The second feature is “Maximum Movie Mode: Inside the Mind of Sherlock Holmes Hosted by Robert Downey Jr.” Again, this will be familiar to special-feature addicts, giving us a running commentary on the movie, hosted by the star of the film. Why they chose to use Downey instead of Director Guy Ritchie, I’m unsure, but Downey is his typical witty, sarcastic self, and provides us an entertaining commentary.
The final special feature is perhaps the most unique. Fans of special features have probably encountered the “Disney Second Screen” enhancement appearing on newer Blu-Rays from the Mouse. Warner has one-upped them with the “Sherlock Holmes: A Game of Shadows” Movie app for IOS 4.2 or higher. In addition to being a second screen display for providing extra scenes, descriptions, concept art and the like, the Movie App actually controls playback of the film on your TV and lets viewers directly interact with the film as it appears on the screen. It’s a far more enjoyable and interactive approach, and Warner Brothers deserves full credit for the creation of this app. I look forward to seeing it’s like on many future home releases.

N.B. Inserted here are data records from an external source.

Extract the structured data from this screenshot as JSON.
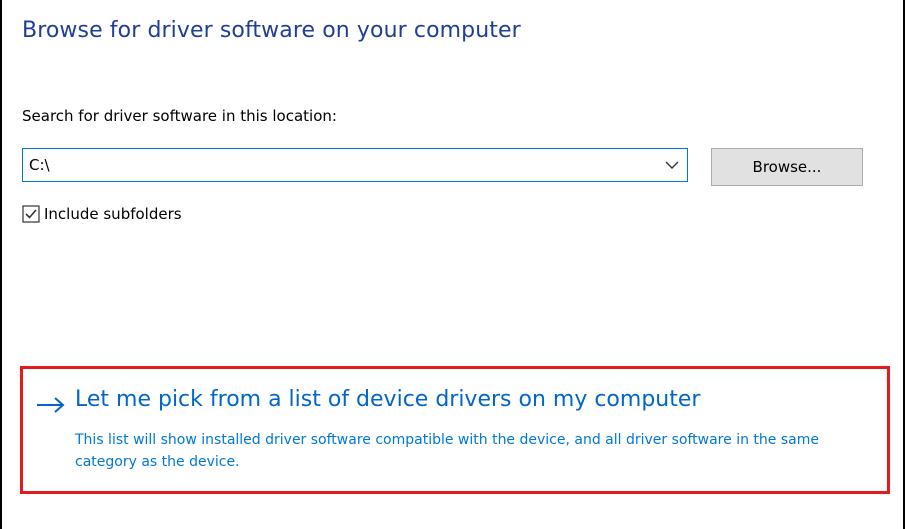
{
  "dialog": {
    "title": "Browse for driver software on your computer",
    "search_label": "Search for driver software in this location:",
    "location": {
      "value": "C:\\",
      "dropdown_icon": "chevron-down-icon"
    },
    "browse_button": "Browse...",
    "include_subfolders": {
      "label": "Include subfolders",
      "checked": true
    },
    "pick_option": {
      "icon": "arrow-right-icon",
      "title": "Let me pick from a list of device drivers on my computer",
      "description": "This list will show installed driver software compatible with the device, and all driver software in the same category as the device."
    }
  },
  "colors": {
    "title": "#1f3f96",
    "link": "#0066cc",
    "link_desc": "#0078d7",
    "focus_border": "#0078d7",
    "highlight": "#e51a1a"
  }
}
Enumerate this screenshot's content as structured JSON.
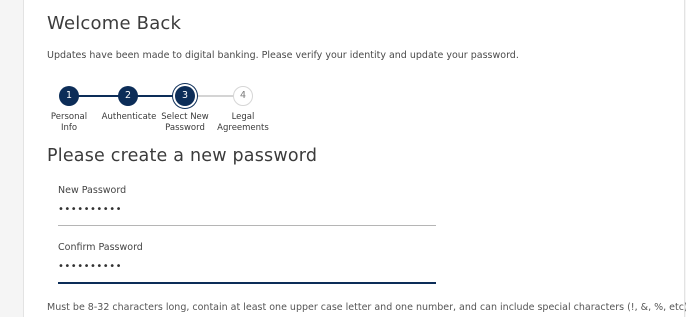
{
  "header": {
    "title": "Welcome Back",
    "subtitle": "Updates have been made to digital banking. Please verify your identity and update your password."
  },
  "stepper": {
    "steps": [
      {
        "number": "1",
        "label_line1": "Personal",
        "label_line2": "Info",
        "status": "done"
      },
      {
        "number": "2",
        "label_line1": "Authenticate",
        "label_line2": "",
        "status": "done"
      },
      {
        "number": "3",
        "label_line1": "Select New",
        "label_line2": "Password",
        "status": "current"
      },
      {
        "number": "4",
        "label_line1": "Legal",
        "label_line2": "Agreements",
        "status": "pending"
      }
    ],
    "active_color": "#0c2d58",
    "inactive_color": "#d4d4d4"
  },
  "form": {
    "heading": "Please create a new password",
    "new_password": {
      "label": "New Password",
      "value": "••••••••••"
    },
    "confirm_password": {
      "label": "Confirm Password",
      "value": "••••••••••"
    },
    "hint": "Must be 8-32 characters long, contain at least one upper case letter and one number, and can include special characters (!, &, %, etc)"
  }
}
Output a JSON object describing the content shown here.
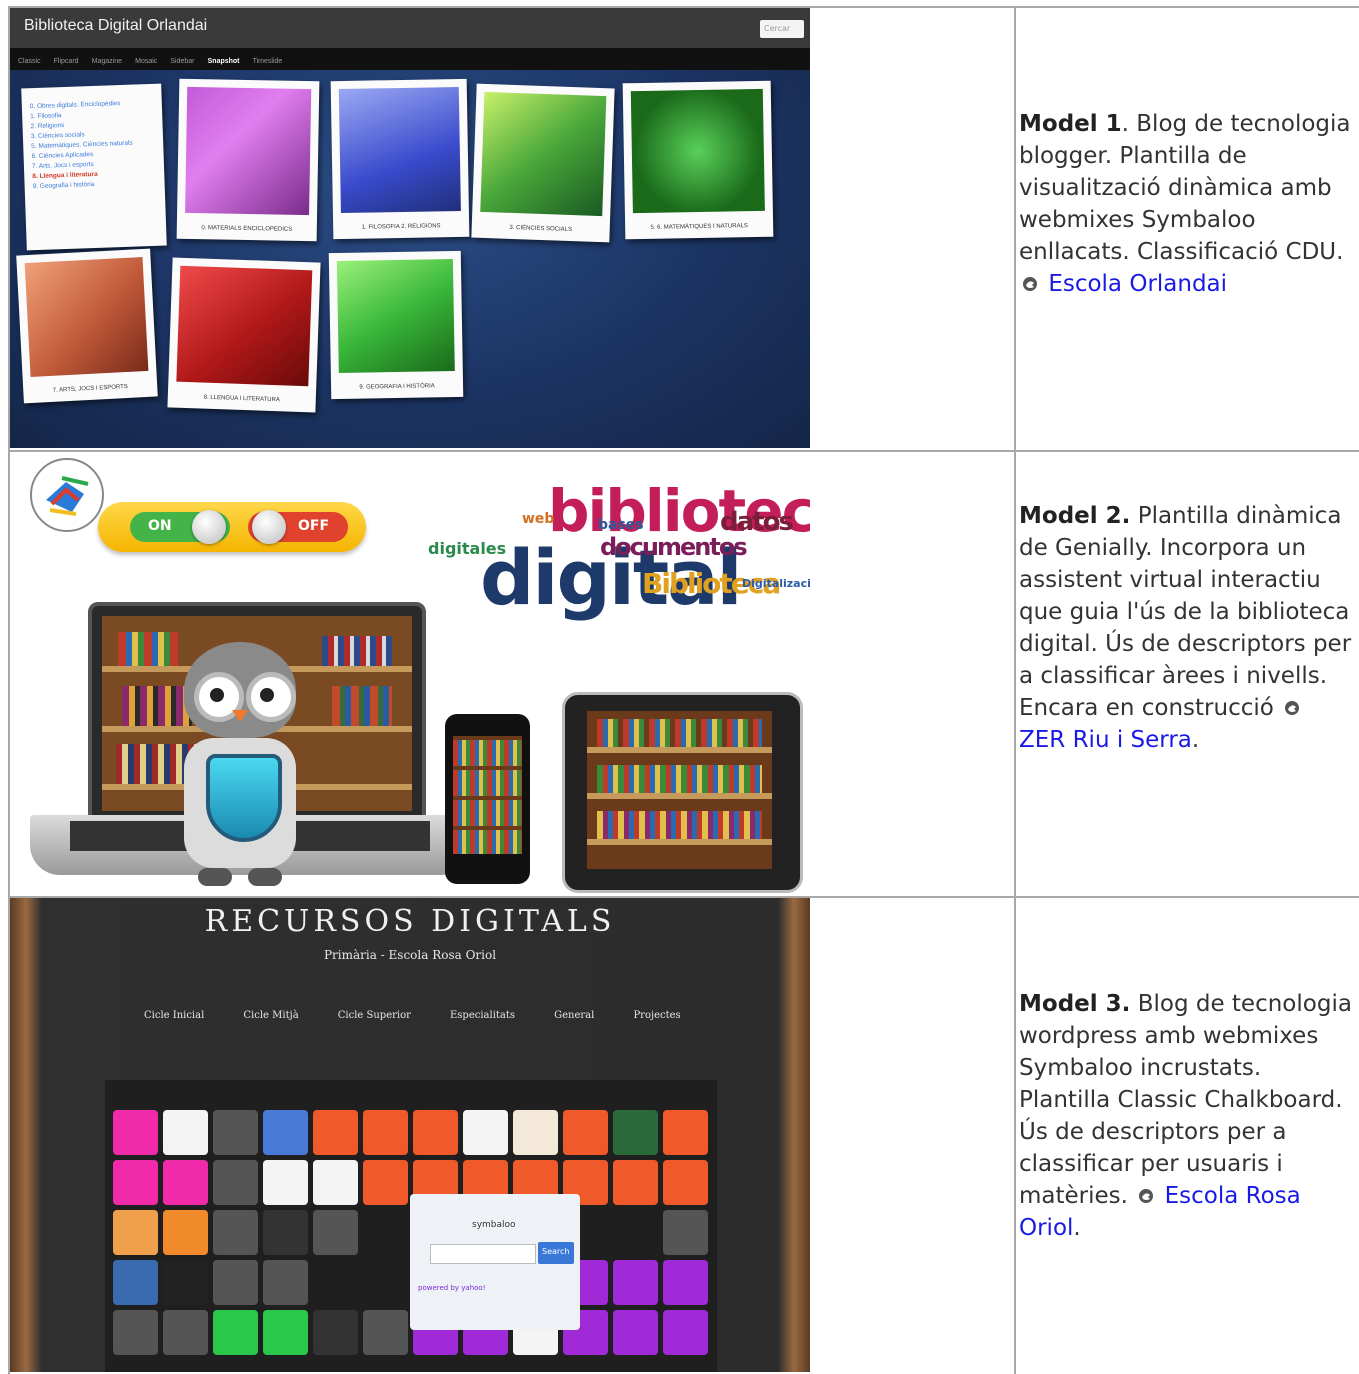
{
  "rows": [
    {
      "model_label": "Model 1",
      "description_after_label": ". Blog de tecnologia blogger. Plantilla de visualització dinàmica amb webmixes Symbaloo enllacats. Classificació CDU.",
      "link_text": "Escola Orlandai",
      "trailing": "",
      "screenshot": {
        "blog_title": "Biblioteca Digital Orlandai",
        "search_placeholder": "Cercar",
        "nav_items": [
          "Classic",
          "Flipcard",
          "Magazine",
          "Mosaic",
          "Sidebar",
          "Snapshot",
          "Timeslide"
        ],
        "nav_active": "Snapshot",
        "cdu_list": [
          "0. Obres digitals. Enciclopèdies",
          "1. Filosofia",
          "2. Religions",
          "3. Ciències socials",
          "5. Matemàtiques. Ciències naturals",
          "6. Ciències Aplicades",
          "7. Arts. Jocs i esports",
          "8. Llengua i literatura",
          "9. Geografia i història"
        ],
        "captions": [
          "0. MATERIALS ENCICLOPEDICS",
          "1. FILOSOFIA 2. RELIGIONS",
          "3. CIÈNCIES SOCIALS",
          "5. 6. MATEMÀTIQUES I NATURALS",
          "7. ARTS, JOCS I ESPORTS",
          "8. LLENGUA I LITERATURA",
          "9. GEOGRAFIA I HISTÒRIA"
        ]
      }
    },
    {
      "model_label": "Model 2.",
      "description_after_label": " Plantilla dinàmica de Genially. Incorpora un assistent virtual interactiu que guia l'ús de la biblioteca digital. Ús de descriptors per a classificar àrees i nivells. Encara en construcció",
      "link_text": "ZER Riu i Serra",
      "trailing": ".",
      "screenshot": {
        "toggle_on": "ON",
        "toggle_off": "OFF",
        "cloud_words": [
          "biblioteca",
          "digital",
          "documentos",
          "datos",
          "Biblioteca",
          "digitales",
          "bases",
          "Digitalización",
          "web"
        ]
      }
    },
    {
      "model_label": "Model 3.",
      "description_after_label": " Blog de tecnologia wordpress amb webmixes Symbaloo incrustats. Plantilla Classic Chalkboard. Ús de descriptors per a classificar per usuaris i matèries.",
      "link_text": "Escola Rosa Oriol",
      "trailing": ".",
      "screenshot": {
        "title": "RECURSOS DIGITALS",
        "subtitle": "Primària - Escola Rosa Oriol",
        "menu": [
          "Cicle Inicial",
          "Cicle Mitjà",
          "Cicle Superior",
          "Especialitats",
          "General",
          "Projectes"
        ],
        "symbaloo_logo": "symbaloo",
        "search_button": "Search",
        "powered_by": "powered by yahoo!"
      }
    }
  ],
  "colors": {
    "link": "#1a1ae6",
    "border": "#a8a8a8",
    "text": "#333333"
  },
  "icons": [
    "external-link-icon"
  ]
}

Visually, Sherlock Holmes: A Game of Shadows is moody and haunting, and Ritchie manages to give us a dirty, realistic version of London, Vienna, Paris and Strasbourg. The look is never quite “real”, but instead a hyper-realism that captures attention in a way that more “modern-looking” films don’t. “Holmes-Vision” returns (with some twists), and remains used at a level that doesn’t make it boring, but keeps the audience deeply engaged. Brought home on a HD TV, the transfer is crisp and looks nearly identical to seeing the picture in the theatre.
Sound effects are all played well, without ever dominating but instead adding to the scenes. And music from Hans Zimmerman remains some of the best music one could expect in a film.
A fabulous detective story, great actors, great cinematography, packaged with a good set of extras makes this a hard set to pass up.
The extras, while good, are somewhat light overall. There were no deleted scenes, or commentary tracks from the Ritchie, both of which might have been welcomed.
Losing Irene Adler and possibly Moriarty in the same film leaves us with few places to go for the sequel.
I quite liked Sherlock Holmes: A Game of Shadows when I saw it in the theatre, and I am equally pleased with the Sherlock Holmes: A Game of Shadows Blu-Ray Combo pack. If you didn’t catch this movie the first time around, you owe it to yourself to check it out now.
Sherlock Holmes: A Game of Shadows Own it on Blu-ray™ Combo Pack or Digital Download 6.12.12
Be sure to check out the free Sherlock Holmes: A Game of Shadows movie app for iPad2 or Kindle Fire. The app synchs with the Blu-ray disc to start exploring the rich and exciting history of Sherlock Holmes.